Graeber expands on this in a variety of ways. He wrote extensively about people in pointless jobs who create still more work for others with ever-changing expectations and computerized work assignments. Often, he claims, this is accomplished through deliberately unending demands for these workers to consistently learn new computer technologies. Those higher in the employment chain of command then watch those beneath them engage in a frenzy of make-work. The whole point, according to Graeber, is to make those higher in the employment food chain look like they’re doing something useful, when often they are merely creating unnecessary work assignments for others. It also makes consumers an extension of their workforces as they are increasingly saddled with these bureaucratic demands.
If Graeber is correct, and many people believe he is judging by the response to his book and essays, the humanities seem especially vulnerable to the proliferation of these demands on workers’ time. It is hard to imagine that Michelangelo, Da Vinci, or a host of other Renaissance artists could have helped the human race take a leap into a higher form of artistic or esthetic contemplation if they were strapped every day to a computer work station. Nor would their time have been better used memorizing modern computerized technology to help them mix their paints so just the right colors were being used on their canvases. No, they used hands-on, up-close, old-fashioned methods of mixing and applying those paints until the humanity of their subjects shone through clearly and brilliantly.
I am not by any means opposed to all computer technology. Some of those changing technologies have made my jobs as an author and college professor easier. However, I believe we may have passed the point where endless computer programs take control of every aspect of our lives and then need to be changed and modified in accelerating patterns until they are ultimately counterproductive.
Perhaps it is a stretch, but it feels like we are doing to ourselves in every aspect of human life what the automobile manufacturers did when they created cars that were wholly dependent on computer chips that are no longer available. Those cars now sit in dealer parking lots or owners’ garages, while older used cars that are not dependent on computers are selling in record numbers. Why? Those older models are simpler to operate, they don’t break down as often, and they don’t need a highly trained technician to repair them. Then, recently, the entire worldwide supply chain has been stymied by a shortage of computer chips, thus handicapping real economic growth.

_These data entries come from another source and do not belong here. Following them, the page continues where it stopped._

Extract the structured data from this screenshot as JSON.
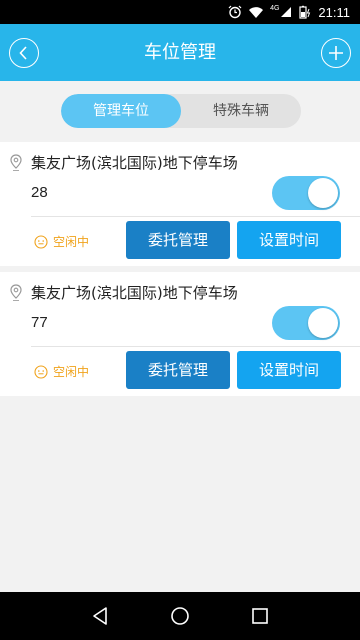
{
  "statusbar": {
    "time": "21:11",
    "network_label": "4G",
    "icons": [
      "alarm-icon",
      "wifi-icon",
      "signal-icon",
      "battery-icon"
    ]
  },
  "header": {
    "title": "车位管理",
    "back_icon": "chevron-left-icon",
    "add_icon": "plus-icon"
  },
  "tabs": [
    {
      "label": "管理车位",
      "active": true
    },
    {
      "label": "特殊车辆",
      "active": false
    }
  ],
  "spots": [
    {
      "name": "集友广场(滨北国际)地下停车场",
      "number": "28",
      "status": "空闲中",
      "toggle_on": true,
      "delegate_label": "委托管理",
      "set_time_label": "设置时间"
    },
    {
      "name": "集友广场(滨北国际)地下停车场",
      "number": "77",
      "status": "空闲中",
      "toggle_on": true,
      "delegate_label": "委托管理",
      "set_time_label": "设置时间"
    }
  ],
  "colors": {
    "accent": "#28b5ea",
    "toggle": "#5cc5f3",
    "delegate_button": "#1a80c6",
    "set_time_button": "#14a4f0",
    "status": "#f0a31c"
  },
  "navbar": {
    "icons": [
      "back-triangle-icon",
      "home-circle-icon",
      "recents-square-icon"
    ]
  }
}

Where is all of this taking us?
Henry Adams, The Education of Henry Adams, "A Dynamic Theory of History" (1904). Anthology of American Literature, Vol II., Pearson/ Prentice Hall, 2004.
David Graeber, Bull Shit Jobs, A Theory (2018). New York: Simon and Schuster.